If at all possible, you must see this exhibition at the Brooklyn Museum: Witness: Art and Civil Rights in the Sixties
Or if you can't get to Brooklyn, at least check out the website and the catalogue. But it's not the same as seeing the vibrant, sometimes chilling, often enraged, and at times oddly distant — a protective distance, the artist's self-shielding from painful emotion — of that terrible, sometimes joyous, often heart-breaking period of struggles for simple human dignity. Among the highlights: Romare Bearden's collages, a video of Nina Simone singing with full emotion "Mississippi Godam", a collage-construction by artist Jack Whitten called simply Birmingham : a newspaper photo from the bombing of the black Sixteenth Street Baptist Church in Birmingham, Alabama, in September 1963, which killed four girls, at the center of an explosion of aluminum foil, stocking mesh, plywood and paint.

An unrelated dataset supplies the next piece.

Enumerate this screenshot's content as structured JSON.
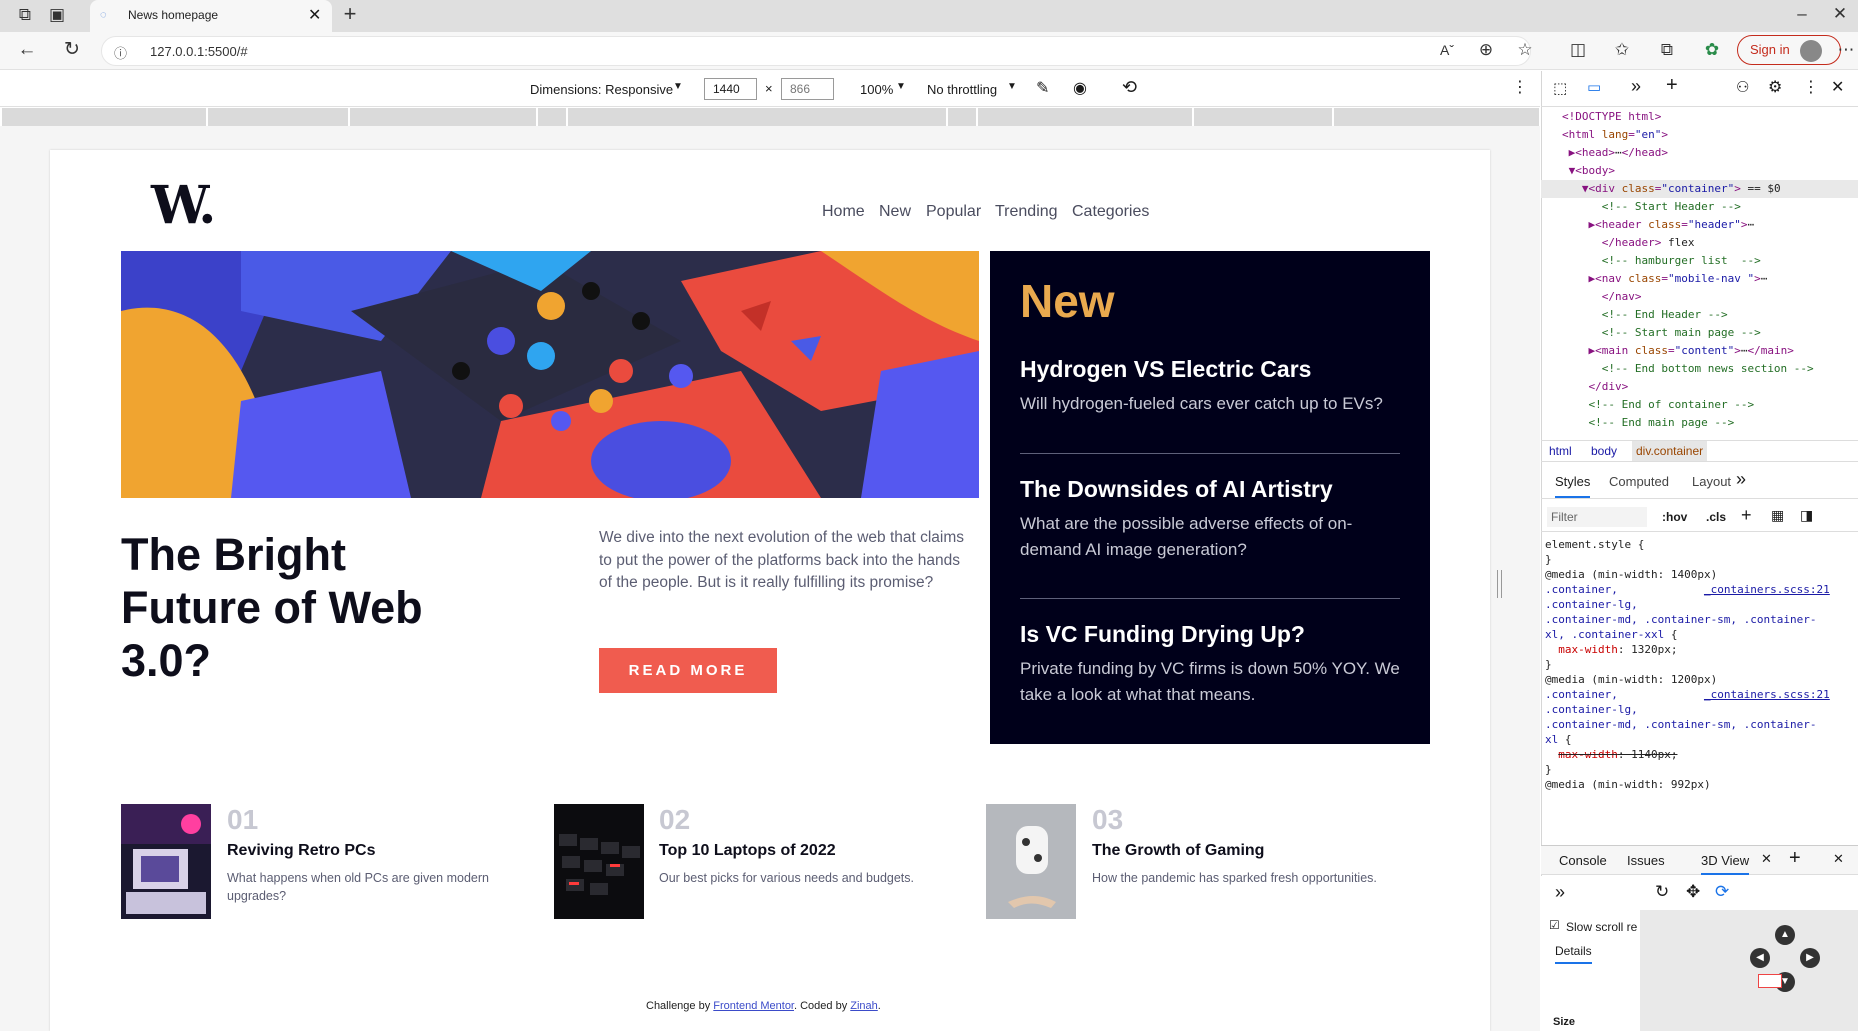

We revisited that era yesterday at the Museum, with the added joy of performance and talk by Sonia Sanchez, Bernice Reagon, and Bernice's musician daughter Toshi. They reminded us of the hope that survived, and the victories — never complete, but still significant — in those years of nonviolent struggle. Nonviolent on one side, that is.